Order from Chaos: Linnaeus Disposes

Order from chaos:Looking back

The "chaos" from which Linnaeus brought order can be seen not only as the previous and contemporary literature in which plants and animals were named and described in as many styles as there were authors but also as the explosion in new species found during European voyages of discovery that had to be accounted for in the overall knowledge of the plant world.

To bring order from chaos, Linnaeus did two things:

1. He synthesized the previous literature about all plants and animals known to the western world, determining which descriptions in one work correlated to which descriptions in another work.

2. He developed a comprehensive system for grouping, naming and describing species, and he added references from previous authors to his own text, correlating his names and descriptions to those of earlier and current writers.

His new plant classification system was artificial and thus undesirable from the point of view of those working to achieve a natural system of classification. However, what it lacked in naturalness it made up for in ease of application, usability, and expansibility. A problem with many earlier systems was that an inexperienced person with an unknown plant in hand could not easily find its place within the system and could not ascertain whether it was already recorded somewhere else.

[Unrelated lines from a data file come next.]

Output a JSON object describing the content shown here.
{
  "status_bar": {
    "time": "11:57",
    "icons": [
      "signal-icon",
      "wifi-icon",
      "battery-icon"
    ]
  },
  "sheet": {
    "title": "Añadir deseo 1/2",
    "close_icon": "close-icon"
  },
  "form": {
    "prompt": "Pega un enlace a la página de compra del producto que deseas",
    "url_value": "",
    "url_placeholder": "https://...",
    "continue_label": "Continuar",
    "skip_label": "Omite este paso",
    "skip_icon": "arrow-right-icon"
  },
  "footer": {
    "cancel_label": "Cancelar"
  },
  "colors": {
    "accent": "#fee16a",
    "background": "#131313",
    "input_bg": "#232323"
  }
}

The essence of Linnaeus’ achievement is that he succeeded in regularizing the way plants and animals were studied. He made systematics systematic, through a system of uniform description, classification and nomenclature, which in turn simplified and facilitated identification. Others had done one or more of these things before but in a more limited and less coherent way. His precise terminology, use of an international language, consistently-applied system and global scope ensured widespread usability of his system. The magnitude, utility and comprehensiveness of his system made it unique and influenced the way that his colleagues and successors would approach their work. Modern systematic biology began with his mid-18th-century publications.